The UK government has asked for consultation on its proposal to ban online advertisements for foods high in fat, sugar, and salt to tackle the obesity crisis and get the nation fit and healthy.

An official release of the UK government quoted research that showed children were exposed to over 15 billion adverts for products high in fat, sugar, and salt (HFSS) online every year.

Evidence shows that exposure to HFSS shapes short-term and longer-term food preferences from a young age.

The new consultation, which will run for six weeks, will gather views from the public and industry stakeholders. This is being done to understand the impact and challenges of introducing a total ban on the advertising of these products online, to help people live healthier lives and tackle childhood obesity.

Health and Social Care Secretary, Matt Hancock, said in an official statement: “I am determined to help parents, children, and families in the UK make healthier choices about what they eat.”

He added: “We know as children spend more time online, parents want to be reassured they are not being exposed to adverts promoting unhealthy foods, which can affect eating habits for life.

This will be a world-leading measure to tackle the obesity challenges we face now, but it will also address a problem that will only become more prominent in the future.”

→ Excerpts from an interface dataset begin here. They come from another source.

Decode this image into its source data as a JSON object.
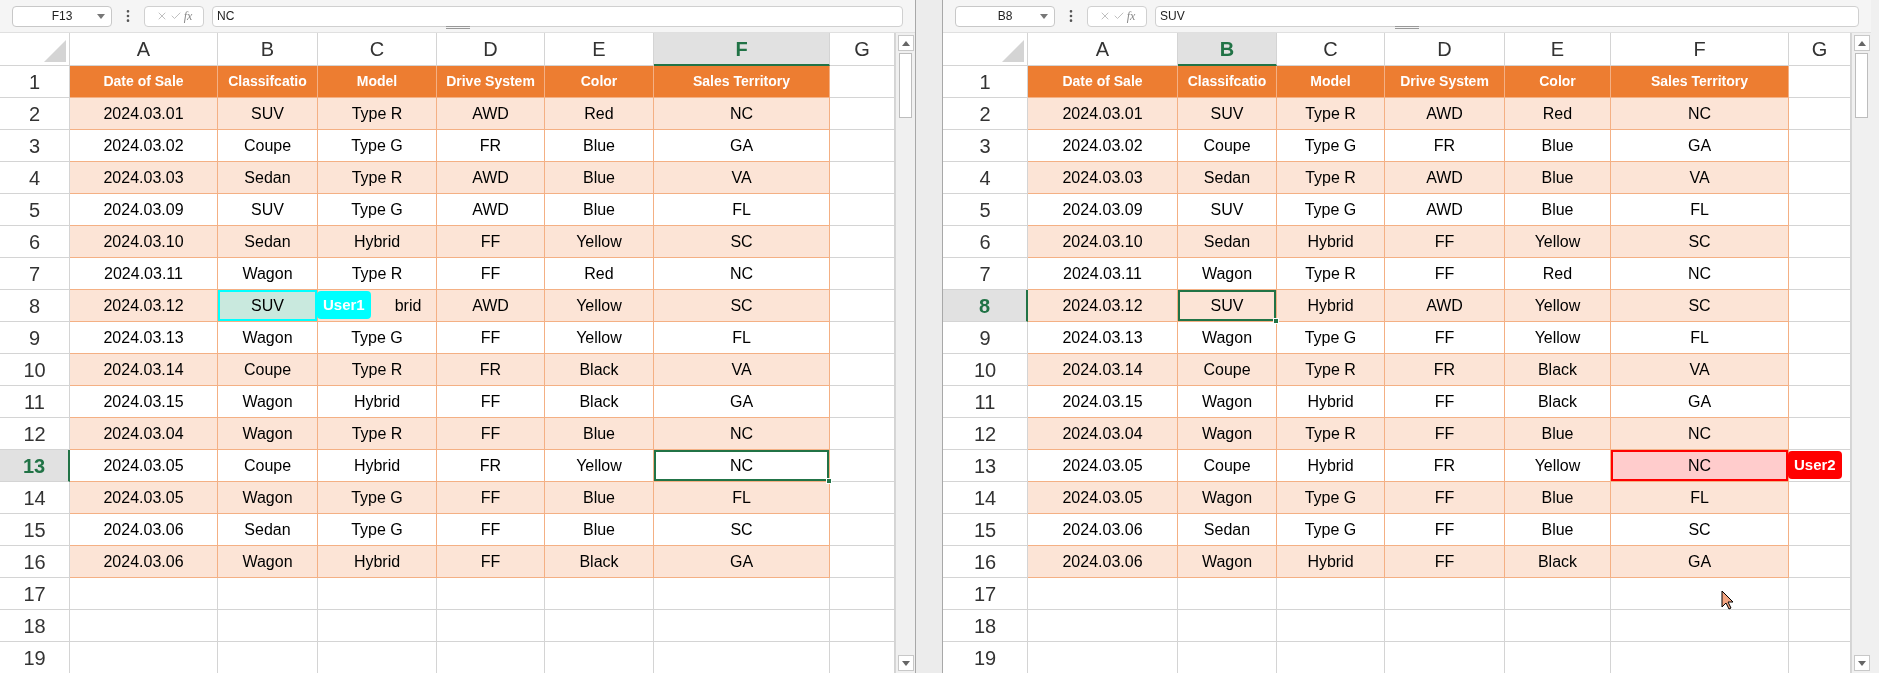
{
  "panes": [
    {
      "name_box": "F13",
      "function_label": "fx",
      "formula": "NC",
      "columns": [
        {
          "label": "A",
          "selected": false
        },
        {
          "label": "B",
          "selected": false
        },
        {
          "label": "C",
          "selected": false
        },
        {
          "label": "D",
          "selected": false
        },
        {
          "label": "E",
          "selected": false
        },
        {
          "label": "F",
          "selected": true
        },
        {
          "label": "G",
          "selected": false
        }
      ],
      "rows": [
        {
          "label": "1",
          "selected": false,
          "kind": "header",
          "cells": [
            {
              "text": "Date of Sale",
              "selected": false
            },
            {
              "text": "Classifcatio",
              "selected": false
            },
            {
              "text": "Model",
              "selected": false
            },
            {
              "text": "Drive System",
              "selected": false
            },
            {
              "text": "Color",
              "selected": false
            },
            {
              "text": "Sales Territory",
              "selected": false
            }
          ]
        },
        {
          "label": "2",
          "selected": false,
          "kind": "band",
          "cells": [
            {
              "text": "2024.03.01",
              "selected": false
            },
            {
              "text": "SUV",
              "selected": false
            },
            {
              "text": "Type R",
              "selected": false
            },
            {
              "text": "AWD",
              "selected": false
            },
            {
              "text": "Red",
              "selected": false
            },
            {
              "text": "NC",
              "selected": false
            }
          ]
        },
        {
          "label": "3",
          "selected": false,
          "kind": "plain",
          "cells": [
            {
              "text": "2024.03.02",
              "selected": false
            },
            {
              "text": "Coupe",
              "selected": false
            },
            {
              "text": "Type G",
              "selected": false
            },
            {
              "text": "FR",
              "selected": false
            },
            {
              "text": "Blue",
              "selected": false
            },
            {
              "text": "GA",
              "selected": false
            }
          ]
        },
        {
          "label": "4",
          "selected": false,
          "kind": "band",
          "cells": [
            {
              "text": "2024.03.03",
              "selected": false
            },
            {
              "text": "Sedan",
              "selected": false
            },
            {
              "text": "Type R",
              "selected": false
            },
            {
              "text": "AWD",
              "selected": false
            },
            {
              "text": "Blue",
              "selected": false
            },
            {
              "text": "VA",
              "selected": false
            }
          ]
        },
        {
          "label": "5",
          "selected": false,
          "kind": "plain",
          "cells": [
            {
              "text": "2024.03.09",
              "selected": false
            },
            {
              "text": "SUV",
              "selected": false
            },
            {
              "text": "Type G",
              "selected": false
            },
            {
              "text": "AWD",
              "selected": false
            },
            {
              "text": "Blue",
              "selected": false
            },
            {
              "text": "FL",
              "selected": false
            }
          ]
        },
        {
          "label": "6",
          "selected": false,
          "kind": "band",
          "cells": [
            {
              "text": "2024.03.10",
              "selected": false
            },
            {
              "text": "Sedan",
              "selected": false
            },
            {
              "text": "Hybrid",
              "selected": false
            },
            {
              "text": "FF",
              "selected": false
            },
            {
              "text": "Yellow",
              "selected": false
            },
            {
              "text": "SC",
              "selected": false
            }
          ]
        },
        {
          "label": "7",
          "selected": false,
          "kind": "plain",
          "cells": [
            {
              "text": "2024.03.11",
              "selected": false
            },
            {
              "text": "Wagon",
              "selected": false
            },
            {
              "text": "Type R",
              "selected": false
            },
            {
              "text": "FF",
              "selected": false
            },
            {
              "text": "Red",
              "selected": false
            },
            {
              "text": "NC",
              "selected": false
            }
          ]
        },
        {
          "label": "8",
          "selected": false,
          "kind": "band",
          "cells": [
            {
              "text": "2024.03.12",
              "selected": false
            },
            {
              "text": "SUV",
              "selected": false,
              "editor": {
                "name": "User1",
                "color": "#00ffff"
              }
            },
            {
              "text": "brid",
              "selected": false
            },
            {
              "text": "AWD",
              "selected": false
            },
            {
              "text": "Yellow",
              "selected": false
            },
            {
              "text": "SC",
              "selected": false
            }
          ]
        },
        {
          "label": "9",
          "selected": false,
          "kind": "plain",
          "cells": [
            {
              "text": "2024.03.13",
              "selected": false
            },
            {
              "text": "Wagon",
              "selected": false
            },
            {
              "text": "Type G",
              "selected": false
            },
            {
              "text": "FF",
              "selected": false
            },
            {
              "text": "Yellow",
              "selected": false
            },
            {
              "text": "FL",
              "selected": false
            }
          ]
        },
        {
          "label": "10",
          "selected": false,
          "kind": "band",
          "cells": [
            {
              "text": "2024.03.14",
              "selected": false
            },
            {
              "text": "Coupe",
              "selected": false
            },
            {
              "text": "Type R",
              "selected": false
            },
            {
              "text": "FR",
              "selected": false
            },
            {
              "text": "Black",
              "selected": false
            },
            {
              "text": "VA",
              "selected": false
            }
          ]
        },
        {
          "label": "11",
          "selected": false,
          "kind": "plain",
          "cells": [
            {
              "text": "2024.03.15",
              "selected": false
            },
            {
              "text": "Wagon",
              "selected": false
            },
            {
              "text": "Hybrid",
              "selected": false
            },
            {
              "text": "FF",
              "selected": false
            },
            {
              "text": "Black",
              "selected": false
            },
            {
              "text": "GA",
              "selected": false
            }
          ]
        },
        {
          "label": "12",
          "selected": false,
          "kind": "band",
          "cells": [
            {
              "text": "2024.03.04",
              "selected": false
            },
            {
              "text": "Wagon",
              "selected": false
            },
            {
              "text": "Type R",
              "selected": false
            },
            {
              "text": "FF",
              "selected": false
            },
            {
              "text": "Blue",
              "selected": false
            },
            {
              "text": "NC",
              "selected": false
            }
          ]
        },
        {
          "label": "13",
          "selected": true,
          "kind": "plain",
          "cells": [
            {
              "text": "2024.03.05",
              "selected": false
            },
            {
              "text": "Coupe",
              "selected": false
            },
            {
              "text": "Hybrid",
              "selected": false
            },
            {
              "text": "FR",
              "selected": false
            },
            {
              "text": "Yellow",
              "selected": false
            },
            {
              "text": "NC",
              "selected": true
            }
          ]
        },
        {
          "label": "14",
          "selected": false,
          "kind": "band",
          "cells": [
            {
              "text": "2024.03.05",
              "selected": false
            },
            {
              "text": "Wagon",
              "selected": false
            },
            {
              "text": "Type G",
              "selected": false
            },
            {
              "text": "FF",
              "selected": false
            },
            {
              "text": "Blue",
              "selected": false
            },
            {
              "text": "FL",
              "selected": false
            }
          ]
        },
        {
          "label": "15",
          "selected": false,
          "kind": "plain",
          "cells": [
            {
              "text": "2024.03.06",
              "selected": false
            },
            {
              "text": "Sedan",
              "selected": false
            },
            {
              "text": "Type G",
              "selected": false
            },
            {
              "text": "FF",
              "selected": false
            },
            {
              "text": "Blue",
              "selected": false
            },
            {
              "text": "SC",
              "selected": false
            }
          ]
        },
        {
          "label": "16",
          "selected": false,
          "kind": "band",
          "cells": [
            {
              "text": "2024.03.06",
              "selected": false
            },
            {
              "text": "Wagon",
              "selected": false
            },
            {
              "text": "Hybrid",
              "selected": false
            },
            {
              "text": "FF",
              "selected": false
            },
            {
              "text": "Black",
              "selected": false
            },
            {
              "text": "GA",
              "selected": false
            }
          ]
        },
        {
          "label": "17",
          "selected": false,
          "kind": "empty"
        },
        {
          "label": "18",
          "selected": false,
          "kind": "empty"
        },
        {
          "label": "19",
          "selected": false,
          "kind": "empty"
        }
      ]
    },
    {
      "name_box": "B8",
      "function_label": "fx",
      "formula": "SUV",
      "pointer": true,
      "columns": [
        {
          "label": "A",
          "selected": false
        },
        {
          "label": "B",
          "selected": true
        },
        {
          "label": "C",
          "selected": false
        },
        {
          "label": "D",
          "selected": false
        },
        {
          "label": "E",
          "selected": false
        },
        {
          "label": "F",
          "selected": false
        },
        {
          "label": "G",
          "selected": false
        }
      ],
      "rows": [
        {
          "label": "1",
          "selected": false,
          "kind": "header",
          "cells": [
            {
              "text": "Date of Sale",
              "selected": false
            },
            {
              "text": "Classifcatio",
              "selected": false
            },
            {
              "text": "Model",
              "selected": false
            },
            {
              "text": "Drive System",
              "selected": false
            },
            {
              "text": "Color",
              "selected": false
            },
            {
              "text": "Sales Territory",
              "selected": false
            }
          ]
        },
        {
          "label": "2",
          "selected": false,
          "kind": "band",
          "cells": [
            {
              "text": "2024.03.01",
              "selected": false
            },
            {
              "text": "SUV",
              "selected": false
            },
            {
              "text": "Type R",
              "selected": false
            },
            {
              "text": "AWD",
              "selected": false
            },
            {
              "text": "Red",
              "selected": false
            },
            {
              "text": "NC",
              "selected": false
            }
          ]
        },
        {
          "label": "3",
          "selected": false,
          "kind": "plain",
          "cells": [
            {
              "text": "2024.03.02",
              "selected": false
            },
            {
              "text": "Coupe",
              "selected": false
            },
            {
              "text": "Type G",
              "selected": false
            },
            {
              "text": "FR",
              "selected": false
            },
            {
              "text": "Blue",
              "selected": false
            },
            {
              "text": "GA",
              "selected": false
            }
          ]
        },
        {
          "label": "4",
          "selected": false,
          "kind": "band",
          "cells": [
            {
              "text": "2024.03.03",
              "selected": false
            },
            {
              "text": "Sedan",
              "selected": false
            },
            {
              "text": "Type R",
              "selected": false
            },
            {
              "text": "AWD",
              "selected": false
            },
            {
              "text": "Blue",
              "selected": false
            },
            {
              "text": "VA",
              "selected": false
            }
          ]
        },
        {
          "label": "5",
          "selected": false,
          "kind": "plain",
          "cells": [
            {
              "text": "2024.03.09",
              "selected": false
            },
            {
              "text": "SUV",
              "selected": false
            },
            {
              "text": "Type G",
              "selected": false
            },
            {
              "text": "AWD",
              "selected": false
            },
            {
              "text": "Blue",
              "selected": false
            },
            {
              "text": "FL",
              "selected": false
            }
          ]
        },
        {
          "label": "6",
          "selected": false,
          "kind": "band",
          "cells": [
            {
              "text": "2024.03.10",
              "selected": false
            },
            {
              "text": "Sedan",
              "selected": false
            },
            {
              "text": "Hybrid",
              "selected": false
            },
            {
              "text": "FF",
              "selected": false
            },
            {
              "text": "Yellow",
              "selected": false
            },
            {
              "text": "SC",
              "selected": false
            }
          ]
        },
        {
          "label": "7",
          "selected": false,
          "kind": "plain",
          "cells": [
            {
              "text": "2024.03.11",
              "selected": false
            },
            {
              "text": "Wagon",
              "selected": false
            },
            {
              "text": "Type R",
              "selected": false
            },
            {
              "text": "FF",
              "selected": false
            },
            {
              "text": "Red",
              "selected": false
            },
            {
              "text": "NC",
              "selected": false
            }
          ]
        },
        {
          "label": "8",
          "selected": true,
          "kind": "band",
          "cells": [
            {
              "text": "2024.03.12",
              "selected": false
            },
            {
              "text": "SUV",
              "selected": true
            },
            {
              "text": "Hybrid",
              "selected": false
            },
            {
              "text": "AWD",
              "selected": false
            },
            {
              "text": "Yellow",
              "selected": false
            },
            {
              "text": "SC",
              "selected": false
            }
          ]
        },
        {
          "label": "9",
          "selected": false,
          "kind": "plain",
          "cells": [
            {
              "text": "2024.03.13",
              "selected": false
            },
            {
              "text": "Wagon",
              "selected": false
            },
            {
              "text": "Type G",
              "selected": false
            },
            {
              "text": "FF",
              "selected": false
            },
            {
              "text": "Yellow",
              "selected": false
            },
            {
              "text": "FL",
              "selected": false
            }
          ]
        },
        {
          "label": "10",
          "selected": false,
          "kind": "band",
          "cells": [
            {
              "text": "2024.03.14",
              "selected": false
            },
            {
              "text": "Coupe",
              "selected": false
            },
            {
              "text": "Type R",
              "selected": false
            },
            {
              "text": "FR",
              "selected": false
            },
            {
              "text": "Black",
              "selected": false
            },
            {
              "text": "VA",
              "selected": false
            }
          ]
        },
        {
          "label": "11",
          "selected": false,
          "kind": "plain",
          "cells": [
            {
              "text": "2024.03.15",
              "selected": false
            },
            {
              "text": "Wagon",
              "selected": false
            },
            {
              "text": "Hybrid",
              "selected": false
            },
            {
              "text": "FF",
              "selected": false
            },
            {
              "text": "Black",
              "selected": false
            },
            {
              "text": "GA",
              "selected": false
            }
          ]
        },
        {
          "label": "12",
          "selected": false,
          "kind": "band",
          "cells": [
            {
              "text": "2024.03.04",
              "selected": false
            },
            {
              "text": "Wagon",
              "selected": false
            },
            {
              "text": "Type R",
              "selected": false
            },
            {
              "text": "FF",
              "selected": false
            },
            {
              "text": "Blue",
              "selected": false
            },
            {
              "text": "NC",
              "selected": false
            }
          ]
        },
        {
          "label": "13",
          "selected": false,
          "kind": "plain",
          "cells": [
            {
              "text": "2024.03.05",
              "selected": false
            },
            {
              "text": "Coupe",
              "selected": false
            },
            {
              "text": "Hybrid",
              "selected": false
            },
            {
              "text": "FR",
              "selected": false
            },
            {
              "text": "Yellow",
              "selected": false
            },
            {
              "text": "NC",
              "selected": false,
              "editor": {
                "name": "User2",
                "color": "#ff0000"
              }
            }
          ]
        },
        {
          "label": "14",
          "selected": false,
          "kind": "band",
          "cells": [
            {
              "text": "2024.03.05",
              "selected": false
            },
            {
              "text": "Wagon",
              "selected": false
            },
            {
              "text": "Type G",
              "selected": false
            },
            {
              "text": "FF",
              "selected": false
            },
            {
              "text": "Blue",
              "selected": false
            },
            {
              "text": "FL",
              "selected": false
            }
          ]
        },
        {
          "label": "15",
          "selected": false,
          "kind": "plain",
          "cells": [
            {
              "text": "2024.03.06",
              "selected": false
            },
            {
              "text": "Sedan",
              "selected": false
            },
            {
              "text": "Type G",
              "selected": false
            },
            {
              "text": "FF",
              "selected": false
            },
            {
              "text": "Blue",
              "selected": false
            },
            {
              "text": "SC",
              "selected": false
            }
          ]
        },
        {
          "label": "16",
          "selected": false,
          "kind": "band",
          "cells": [
            {
              "text": "2024.03.06",
              "selected": false
            },
            {
              "text": "Wagon",
              "selected": false
            },
            {
              "text": "Hybrid",
              "selected": false
            },
            {
              "text": "FF",
              "selected": false
            },
            {
              "text": "Black",
              "selected": false
            },
            {
              "text": "GA",
              "selected": false
            }
          ]
        },
        {
          "label": "17",
          "selected": false,
          "kind": "empty"
        },
        {
          "label": "18",
          "selected": false,
          "kind": "empty"
        },
        {
          "label": "19",
          "selected": false,
          "kind": "empty"
        }
      ]
    }
  ]
}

Public Health Minister Jo Churchill said in a statement: “It’s vital we build on the world-leading obesity measures announced in July to ensure our efforts to tackle childhood obesity have the greatest impact.”

“We have already committed to restricting HFSS adverts on television before 9 pm. But we also need to go further and address how children can be influenced online, where they are spending more and more of their time,” he added.

Polling from 2019 showed widespread support (72 per cent) for the ban on online advertisements.

The government believes that obesity is one of the biggest health crises the country faces. Almost two-thirds (63 per cent) of adults in England are overweight or living with obesity – and 1 in 3 children leave primary school overweight or obese, with obesity-related illnesses costing the NHS £6 billion a year.

The urgency of tackling obesity has been brought to the fore by evidence of the link to an increased risk from Covid-19.

Living with excess weight puts people at greater risk of serious illness or death from Covid-19, with the risk growing substantially as body mass index (BMI) increases. Nearly 8 per cent of critically ill patients with Covid-19 in intensive care units have been morbidly obese, compared with 2.9 per cent of the general population, the government added.